BFS - Benign Fasciculation Syndrome

Group Admins: Paul Phoenix & LeAnne Thompson.


It is estimated that Earth as a whole is struck by an average of more than a hundred lightning bolts every second. The odds of being struck in your lifetime is 1 in 3,000.

It is estimated the odds that a person's odds of being diagnosed with ALS in any given year is 1 to 2 in a 100,000.

Moral of the story - Story worrying about twitching and buy rubber-soled shoes


Common symptoms of BFS are frequent muscle twitches (fasciculations or fascics), generalized fatigue, "pins and needles" sensations, migrating numbness, muscle cramping and/or spasms in the affected areas (usually the feet and calves), muscle aches and stiffness exercise intolerance, headaches, and itchiness.

Clinically some patients have mild increases in creatine kinase. Muscle biopsy may show mild neurogenic changes. Electrodiagnostic studies are clear or show fascics with normal morphology.

Often the symptoms will get worse at night, or during periods of sickness or viral infections, stress, or overexertion.

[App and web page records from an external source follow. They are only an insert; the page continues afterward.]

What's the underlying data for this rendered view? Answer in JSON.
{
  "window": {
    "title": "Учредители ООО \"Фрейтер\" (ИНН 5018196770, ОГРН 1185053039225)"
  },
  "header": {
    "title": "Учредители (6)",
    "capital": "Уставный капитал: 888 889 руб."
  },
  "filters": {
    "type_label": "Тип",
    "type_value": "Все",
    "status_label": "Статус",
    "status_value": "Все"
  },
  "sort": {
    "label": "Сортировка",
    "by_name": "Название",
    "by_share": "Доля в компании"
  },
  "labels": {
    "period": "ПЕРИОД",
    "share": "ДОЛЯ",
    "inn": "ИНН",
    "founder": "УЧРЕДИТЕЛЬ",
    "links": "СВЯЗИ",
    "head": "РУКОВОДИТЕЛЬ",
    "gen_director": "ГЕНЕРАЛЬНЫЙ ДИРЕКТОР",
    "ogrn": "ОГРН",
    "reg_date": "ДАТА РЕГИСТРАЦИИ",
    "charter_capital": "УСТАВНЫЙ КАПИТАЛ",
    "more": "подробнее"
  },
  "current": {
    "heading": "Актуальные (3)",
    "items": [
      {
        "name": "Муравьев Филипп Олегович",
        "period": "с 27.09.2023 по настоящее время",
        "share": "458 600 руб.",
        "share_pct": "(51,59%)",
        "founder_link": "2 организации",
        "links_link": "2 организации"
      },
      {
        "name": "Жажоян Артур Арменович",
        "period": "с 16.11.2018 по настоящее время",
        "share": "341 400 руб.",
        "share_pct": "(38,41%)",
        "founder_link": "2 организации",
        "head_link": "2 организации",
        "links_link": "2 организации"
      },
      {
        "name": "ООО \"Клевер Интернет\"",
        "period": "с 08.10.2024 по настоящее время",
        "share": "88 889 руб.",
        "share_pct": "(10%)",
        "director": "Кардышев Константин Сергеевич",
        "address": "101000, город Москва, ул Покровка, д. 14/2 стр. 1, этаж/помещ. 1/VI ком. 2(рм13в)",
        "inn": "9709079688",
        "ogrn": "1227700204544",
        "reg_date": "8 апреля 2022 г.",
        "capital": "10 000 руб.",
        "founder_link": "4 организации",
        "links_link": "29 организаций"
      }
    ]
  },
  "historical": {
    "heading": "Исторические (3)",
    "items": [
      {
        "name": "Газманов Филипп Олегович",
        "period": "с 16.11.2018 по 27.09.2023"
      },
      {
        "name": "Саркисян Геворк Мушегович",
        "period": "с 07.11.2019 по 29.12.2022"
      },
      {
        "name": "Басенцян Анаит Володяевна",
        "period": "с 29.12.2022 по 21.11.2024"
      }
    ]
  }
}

Many people experiencing these symptoms fear they may have ALS, MND or MS. A simple clinical rule is that fasciculations in relaxed muscle are never indicative of motor system disease unless there is an associated weakness, atrophy, or reflex change.